Alex Rodriguez is known for many things these days. He’s known, primarily, as a steroid user and someone that wasted his talent by doing steroids. During the 2015 postseason, he appeared as a commentator on Fox Sports 1 and did a pretty decent job, reprising his role this past postseason and showing some improvement. Rodriguez was also known as a playoff choker in his career, having a career postseason OPS of “only” .822 compared to his regular season OPS of .930. However, the post season is full of small sample sizes when it comes to numbers like that, so one really good series can really boost a player’s overall numbers, just as one very poor series can cause serious damage. Sometimes, a player’s October numbers can be a primary reason why someone gets voted into the Hall of Fame, as was the case for Reginald Martinez Jackson.
Jackson, “The Straw That Stirs the Drink”, played 21 seasons in the bigs, mostly with the A’s and Yankees. Martinez really excelled at two things: hitting for power and driving in runs.
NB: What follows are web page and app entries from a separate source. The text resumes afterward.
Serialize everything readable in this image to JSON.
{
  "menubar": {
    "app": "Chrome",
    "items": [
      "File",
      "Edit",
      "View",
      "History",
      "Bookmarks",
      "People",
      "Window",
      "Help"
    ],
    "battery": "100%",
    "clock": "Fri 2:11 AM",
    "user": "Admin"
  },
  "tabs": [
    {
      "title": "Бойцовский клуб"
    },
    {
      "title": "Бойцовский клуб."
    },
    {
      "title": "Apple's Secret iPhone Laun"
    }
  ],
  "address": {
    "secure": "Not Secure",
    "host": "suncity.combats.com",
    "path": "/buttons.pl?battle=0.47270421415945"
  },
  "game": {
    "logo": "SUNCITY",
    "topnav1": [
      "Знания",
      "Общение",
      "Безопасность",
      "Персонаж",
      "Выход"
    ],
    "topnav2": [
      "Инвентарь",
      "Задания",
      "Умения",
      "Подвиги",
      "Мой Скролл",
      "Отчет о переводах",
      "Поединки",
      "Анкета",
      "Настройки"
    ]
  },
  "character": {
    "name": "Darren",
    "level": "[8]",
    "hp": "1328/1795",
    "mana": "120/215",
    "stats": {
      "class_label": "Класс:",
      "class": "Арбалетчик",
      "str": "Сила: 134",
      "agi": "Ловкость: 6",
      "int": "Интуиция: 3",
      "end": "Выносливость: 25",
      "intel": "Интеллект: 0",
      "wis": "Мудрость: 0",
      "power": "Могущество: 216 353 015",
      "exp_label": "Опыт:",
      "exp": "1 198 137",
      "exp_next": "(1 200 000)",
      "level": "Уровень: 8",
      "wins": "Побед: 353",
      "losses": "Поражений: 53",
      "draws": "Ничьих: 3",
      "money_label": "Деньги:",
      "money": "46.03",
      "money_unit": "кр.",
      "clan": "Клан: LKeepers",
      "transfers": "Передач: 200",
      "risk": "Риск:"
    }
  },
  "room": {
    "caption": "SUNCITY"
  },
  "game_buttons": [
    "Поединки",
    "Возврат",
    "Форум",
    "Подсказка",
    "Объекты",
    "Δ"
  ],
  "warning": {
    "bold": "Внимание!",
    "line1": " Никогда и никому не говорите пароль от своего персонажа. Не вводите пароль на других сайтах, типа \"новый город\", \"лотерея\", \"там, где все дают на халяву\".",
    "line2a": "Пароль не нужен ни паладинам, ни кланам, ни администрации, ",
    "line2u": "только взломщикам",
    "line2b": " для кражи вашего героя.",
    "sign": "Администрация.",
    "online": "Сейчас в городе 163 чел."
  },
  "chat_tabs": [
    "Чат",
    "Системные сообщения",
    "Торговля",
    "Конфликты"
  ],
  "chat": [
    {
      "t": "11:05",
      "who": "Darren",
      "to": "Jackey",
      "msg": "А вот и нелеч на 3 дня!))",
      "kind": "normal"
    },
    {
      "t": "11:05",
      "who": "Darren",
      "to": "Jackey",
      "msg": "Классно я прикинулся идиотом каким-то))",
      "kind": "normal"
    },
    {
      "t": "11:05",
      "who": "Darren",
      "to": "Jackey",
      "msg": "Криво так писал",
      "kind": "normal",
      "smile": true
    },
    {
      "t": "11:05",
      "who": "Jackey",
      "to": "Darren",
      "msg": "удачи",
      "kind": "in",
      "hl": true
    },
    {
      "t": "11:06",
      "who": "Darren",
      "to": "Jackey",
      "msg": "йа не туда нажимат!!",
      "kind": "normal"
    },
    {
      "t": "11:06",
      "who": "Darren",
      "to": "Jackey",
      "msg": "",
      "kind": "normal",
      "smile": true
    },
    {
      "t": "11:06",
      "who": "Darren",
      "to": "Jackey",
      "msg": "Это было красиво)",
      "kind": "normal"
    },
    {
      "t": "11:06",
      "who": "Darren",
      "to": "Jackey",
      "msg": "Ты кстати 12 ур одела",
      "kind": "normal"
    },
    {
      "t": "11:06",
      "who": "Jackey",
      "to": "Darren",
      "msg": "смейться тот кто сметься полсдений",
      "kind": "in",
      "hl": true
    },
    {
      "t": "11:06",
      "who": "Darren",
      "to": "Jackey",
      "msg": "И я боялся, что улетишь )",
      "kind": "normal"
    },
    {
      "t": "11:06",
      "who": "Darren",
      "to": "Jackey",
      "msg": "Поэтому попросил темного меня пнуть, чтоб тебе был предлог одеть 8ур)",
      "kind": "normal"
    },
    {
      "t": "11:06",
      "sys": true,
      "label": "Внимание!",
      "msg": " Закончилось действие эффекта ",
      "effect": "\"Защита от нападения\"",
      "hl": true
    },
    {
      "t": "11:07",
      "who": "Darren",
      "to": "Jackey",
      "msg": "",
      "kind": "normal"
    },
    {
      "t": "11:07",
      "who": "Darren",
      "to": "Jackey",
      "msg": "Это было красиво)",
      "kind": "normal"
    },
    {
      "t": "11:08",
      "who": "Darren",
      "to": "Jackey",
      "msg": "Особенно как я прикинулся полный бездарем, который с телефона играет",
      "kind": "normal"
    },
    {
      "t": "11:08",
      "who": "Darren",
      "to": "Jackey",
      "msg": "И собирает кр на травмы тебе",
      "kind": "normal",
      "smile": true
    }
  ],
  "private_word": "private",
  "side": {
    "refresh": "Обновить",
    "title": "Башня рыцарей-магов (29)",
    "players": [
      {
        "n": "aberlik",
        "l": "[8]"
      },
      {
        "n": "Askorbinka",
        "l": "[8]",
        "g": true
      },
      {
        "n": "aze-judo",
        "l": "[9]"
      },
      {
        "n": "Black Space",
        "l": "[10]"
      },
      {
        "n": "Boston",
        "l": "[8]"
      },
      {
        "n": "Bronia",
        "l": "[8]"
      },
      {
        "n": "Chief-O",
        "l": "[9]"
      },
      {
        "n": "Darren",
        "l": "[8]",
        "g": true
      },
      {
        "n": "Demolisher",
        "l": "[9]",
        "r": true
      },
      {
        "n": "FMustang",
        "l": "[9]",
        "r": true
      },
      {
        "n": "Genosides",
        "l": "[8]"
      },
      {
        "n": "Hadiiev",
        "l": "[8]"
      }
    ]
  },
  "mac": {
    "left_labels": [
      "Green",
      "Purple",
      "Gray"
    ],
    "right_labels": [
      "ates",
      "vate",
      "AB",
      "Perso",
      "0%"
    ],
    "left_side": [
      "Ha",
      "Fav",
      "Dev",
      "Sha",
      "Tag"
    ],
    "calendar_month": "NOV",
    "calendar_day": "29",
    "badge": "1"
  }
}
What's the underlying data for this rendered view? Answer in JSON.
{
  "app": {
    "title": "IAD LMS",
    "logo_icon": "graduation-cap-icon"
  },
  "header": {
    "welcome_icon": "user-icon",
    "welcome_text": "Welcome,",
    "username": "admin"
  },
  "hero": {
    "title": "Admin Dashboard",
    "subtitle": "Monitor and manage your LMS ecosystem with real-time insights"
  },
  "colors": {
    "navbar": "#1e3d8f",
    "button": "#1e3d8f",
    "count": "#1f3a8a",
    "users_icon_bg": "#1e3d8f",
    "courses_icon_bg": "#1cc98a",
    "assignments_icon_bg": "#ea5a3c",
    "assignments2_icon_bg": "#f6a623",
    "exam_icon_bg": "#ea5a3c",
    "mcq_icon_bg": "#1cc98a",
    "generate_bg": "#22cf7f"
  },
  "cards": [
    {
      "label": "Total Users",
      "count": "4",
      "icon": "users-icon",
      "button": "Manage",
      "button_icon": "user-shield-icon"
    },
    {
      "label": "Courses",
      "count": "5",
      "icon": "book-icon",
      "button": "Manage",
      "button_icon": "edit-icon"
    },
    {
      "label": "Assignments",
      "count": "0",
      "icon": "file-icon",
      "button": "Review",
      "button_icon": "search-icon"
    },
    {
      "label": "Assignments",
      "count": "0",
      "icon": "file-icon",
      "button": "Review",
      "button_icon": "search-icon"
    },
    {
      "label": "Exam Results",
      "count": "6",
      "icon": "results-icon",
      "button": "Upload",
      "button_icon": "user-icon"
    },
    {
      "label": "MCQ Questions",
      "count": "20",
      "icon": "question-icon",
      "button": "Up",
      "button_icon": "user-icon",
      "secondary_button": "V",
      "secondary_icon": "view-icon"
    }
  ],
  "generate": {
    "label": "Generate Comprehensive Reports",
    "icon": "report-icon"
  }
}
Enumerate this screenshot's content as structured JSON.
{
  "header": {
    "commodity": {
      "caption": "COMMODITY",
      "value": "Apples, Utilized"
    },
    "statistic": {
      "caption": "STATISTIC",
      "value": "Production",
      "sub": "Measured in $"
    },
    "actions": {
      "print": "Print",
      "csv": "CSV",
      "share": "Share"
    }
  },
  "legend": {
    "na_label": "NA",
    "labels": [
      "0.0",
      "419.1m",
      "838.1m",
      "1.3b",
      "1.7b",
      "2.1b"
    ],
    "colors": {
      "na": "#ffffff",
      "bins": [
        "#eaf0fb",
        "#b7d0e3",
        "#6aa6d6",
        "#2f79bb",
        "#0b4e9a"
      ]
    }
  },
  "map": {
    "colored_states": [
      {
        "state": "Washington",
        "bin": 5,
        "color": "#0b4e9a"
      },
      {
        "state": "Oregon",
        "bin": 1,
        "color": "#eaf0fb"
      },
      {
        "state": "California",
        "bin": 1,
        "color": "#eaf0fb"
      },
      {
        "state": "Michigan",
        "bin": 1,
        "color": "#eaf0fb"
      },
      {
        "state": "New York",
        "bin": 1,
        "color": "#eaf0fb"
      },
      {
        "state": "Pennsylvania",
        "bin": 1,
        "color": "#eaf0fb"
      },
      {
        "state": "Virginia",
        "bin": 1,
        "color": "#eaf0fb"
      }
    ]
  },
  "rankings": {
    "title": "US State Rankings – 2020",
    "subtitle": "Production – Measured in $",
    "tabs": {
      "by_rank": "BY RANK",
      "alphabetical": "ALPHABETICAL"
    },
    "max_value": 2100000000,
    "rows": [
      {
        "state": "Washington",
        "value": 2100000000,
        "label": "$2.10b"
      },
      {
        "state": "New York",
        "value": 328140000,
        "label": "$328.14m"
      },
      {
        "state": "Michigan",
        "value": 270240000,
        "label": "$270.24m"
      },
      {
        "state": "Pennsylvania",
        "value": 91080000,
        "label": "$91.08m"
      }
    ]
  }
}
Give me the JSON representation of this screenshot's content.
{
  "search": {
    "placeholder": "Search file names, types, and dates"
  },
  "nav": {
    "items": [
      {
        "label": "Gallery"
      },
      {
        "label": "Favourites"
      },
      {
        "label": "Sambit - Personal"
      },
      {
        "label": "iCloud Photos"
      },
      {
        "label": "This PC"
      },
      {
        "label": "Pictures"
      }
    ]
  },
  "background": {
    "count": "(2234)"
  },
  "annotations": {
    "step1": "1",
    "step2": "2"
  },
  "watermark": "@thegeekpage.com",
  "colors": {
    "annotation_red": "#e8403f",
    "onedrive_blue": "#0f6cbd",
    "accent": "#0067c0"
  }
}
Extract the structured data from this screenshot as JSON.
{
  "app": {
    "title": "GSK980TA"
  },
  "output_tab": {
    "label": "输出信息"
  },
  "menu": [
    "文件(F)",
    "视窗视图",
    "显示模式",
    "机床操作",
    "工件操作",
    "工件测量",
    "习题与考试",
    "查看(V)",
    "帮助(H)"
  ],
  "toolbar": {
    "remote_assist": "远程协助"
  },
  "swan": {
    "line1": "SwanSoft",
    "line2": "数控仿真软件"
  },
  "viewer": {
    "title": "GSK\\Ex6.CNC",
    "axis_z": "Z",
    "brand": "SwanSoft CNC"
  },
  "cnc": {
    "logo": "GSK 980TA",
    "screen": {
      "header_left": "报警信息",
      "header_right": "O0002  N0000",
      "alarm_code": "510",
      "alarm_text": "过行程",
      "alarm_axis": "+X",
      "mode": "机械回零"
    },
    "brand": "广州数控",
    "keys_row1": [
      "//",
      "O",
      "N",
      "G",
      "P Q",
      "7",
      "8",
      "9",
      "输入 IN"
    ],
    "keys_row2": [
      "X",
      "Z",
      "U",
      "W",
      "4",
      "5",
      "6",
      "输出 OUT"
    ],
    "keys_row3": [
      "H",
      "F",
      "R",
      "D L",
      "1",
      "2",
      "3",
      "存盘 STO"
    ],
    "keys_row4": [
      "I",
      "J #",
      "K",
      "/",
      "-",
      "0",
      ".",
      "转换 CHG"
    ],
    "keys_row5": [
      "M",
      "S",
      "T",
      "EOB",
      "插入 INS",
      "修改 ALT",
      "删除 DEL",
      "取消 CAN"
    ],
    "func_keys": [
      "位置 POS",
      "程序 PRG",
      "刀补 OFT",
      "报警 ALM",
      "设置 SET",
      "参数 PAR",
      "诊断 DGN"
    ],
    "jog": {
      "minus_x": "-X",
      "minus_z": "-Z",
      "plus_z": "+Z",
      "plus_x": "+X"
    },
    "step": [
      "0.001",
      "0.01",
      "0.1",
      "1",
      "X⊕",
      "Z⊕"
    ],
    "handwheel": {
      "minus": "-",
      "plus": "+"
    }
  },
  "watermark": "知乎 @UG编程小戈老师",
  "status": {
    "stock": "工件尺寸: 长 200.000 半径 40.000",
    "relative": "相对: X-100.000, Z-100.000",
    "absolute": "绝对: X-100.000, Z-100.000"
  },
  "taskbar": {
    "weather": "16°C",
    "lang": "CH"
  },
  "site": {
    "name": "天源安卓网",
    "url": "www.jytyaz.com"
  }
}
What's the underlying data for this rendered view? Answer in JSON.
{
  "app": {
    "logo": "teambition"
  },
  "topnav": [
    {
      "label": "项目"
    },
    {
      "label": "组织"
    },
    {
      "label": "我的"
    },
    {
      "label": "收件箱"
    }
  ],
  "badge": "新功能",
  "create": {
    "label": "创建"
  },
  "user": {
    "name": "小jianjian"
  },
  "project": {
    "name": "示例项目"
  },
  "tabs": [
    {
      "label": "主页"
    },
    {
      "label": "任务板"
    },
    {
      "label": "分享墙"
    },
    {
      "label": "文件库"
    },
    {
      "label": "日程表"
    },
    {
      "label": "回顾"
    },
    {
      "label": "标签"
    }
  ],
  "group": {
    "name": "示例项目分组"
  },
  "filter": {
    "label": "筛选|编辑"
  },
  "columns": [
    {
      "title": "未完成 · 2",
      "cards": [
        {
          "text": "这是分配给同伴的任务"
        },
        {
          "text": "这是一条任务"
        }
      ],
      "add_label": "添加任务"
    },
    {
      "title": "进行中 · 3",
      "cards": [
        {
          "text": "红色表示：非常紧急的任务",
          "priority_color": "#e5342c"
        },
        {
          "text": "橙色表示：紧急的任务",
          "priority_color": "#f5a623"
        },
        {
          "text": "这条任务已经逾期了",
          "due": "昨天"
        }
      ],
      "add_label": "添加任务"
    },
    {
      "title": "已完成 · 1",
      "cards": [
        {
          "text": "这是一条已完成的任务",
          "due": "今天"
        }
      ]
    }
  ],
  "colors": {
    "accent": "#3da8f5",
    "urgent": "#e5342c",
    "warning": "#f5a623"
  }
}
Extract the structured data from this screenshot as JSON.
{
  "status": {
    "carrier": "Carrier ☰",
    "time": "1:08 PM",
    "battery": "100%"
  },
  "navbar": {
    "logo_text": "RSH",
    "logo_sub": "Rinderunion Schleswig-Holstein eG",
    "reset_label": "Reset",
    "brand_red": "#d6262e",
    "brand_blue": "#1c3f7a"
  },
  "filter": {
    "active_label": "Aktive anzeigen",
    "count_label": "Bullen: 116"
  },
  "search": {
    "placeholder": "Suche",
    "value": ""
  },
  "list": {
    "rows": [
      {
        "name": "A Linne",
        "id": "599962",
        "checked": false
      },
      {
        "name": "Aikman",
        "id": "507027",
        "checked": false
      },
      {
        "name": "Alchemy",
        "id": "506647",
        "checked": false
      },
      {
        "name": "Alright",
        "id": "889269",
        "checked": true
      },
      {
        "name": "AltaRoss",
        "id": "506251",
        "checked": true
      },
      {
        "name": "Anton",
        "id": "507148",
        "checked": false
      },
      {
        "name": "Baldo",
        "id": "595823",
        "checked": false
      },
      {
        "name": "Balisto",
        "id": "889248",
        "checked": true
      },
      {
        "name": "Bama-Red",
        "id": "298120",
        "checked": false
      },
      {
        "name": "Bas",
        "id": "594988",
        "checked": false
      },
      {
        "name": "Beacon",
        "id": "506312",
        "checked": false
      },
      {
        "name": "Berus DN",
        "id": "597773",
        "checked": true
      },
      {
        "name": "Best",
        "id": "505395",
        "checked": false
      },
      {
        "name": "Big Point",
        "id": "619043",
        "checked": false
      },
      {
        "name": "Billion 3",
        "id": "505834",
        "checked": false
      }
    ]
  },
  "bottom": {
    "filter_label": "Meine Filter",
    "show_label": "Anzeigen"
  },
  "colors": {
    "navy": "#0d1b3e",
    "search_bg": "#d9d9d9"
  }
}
In his career, he slashed .262/.356/.490 for a wRC+ of 139. Jackson clobbered 563 homers in his career, along with 463 doubles and 49 triples. He was not a terrific baserunner, but managed to be worth +2 runs on the bases while scoring 1551 runs and driving in 1702.
Jackson’s fielding was infamously bad. Like most sluggers in the outfield, he didn’t possess great range, and had poor reflexes in the field. As a result, he was worth -185 runs defensively. Every ounce of value Jackson had came from his bat.
Jackson had a reputation for coming up big in October, most notably for a 3 HR game in the World Series against the Dodgers. And, true, Jackson put up great numbers in October, but they weren’t that much different from his regular season numbers. Reggie’s October slash line was .278/.358/.527, slightly better than his regular season line, but pretty close. Based on OPS, Jackson had just as many poor series (8 times with an OPS no greater than .697) as great series (9), so results at best inconclusive as to whether or not he truly “upped his game”.
Cliches aside, Reggie was absolutely a beast of a hitter, retiring with the 6th most homers ever and ranked 15th in RBI. Jackson is one of those easy choices, where there was little thought needed to justify his induction.
Stay tuned for the next updates.
On deck 11/9/16:
#83- the best defensive SS ever
#82- the best reliever in the Hall of Fame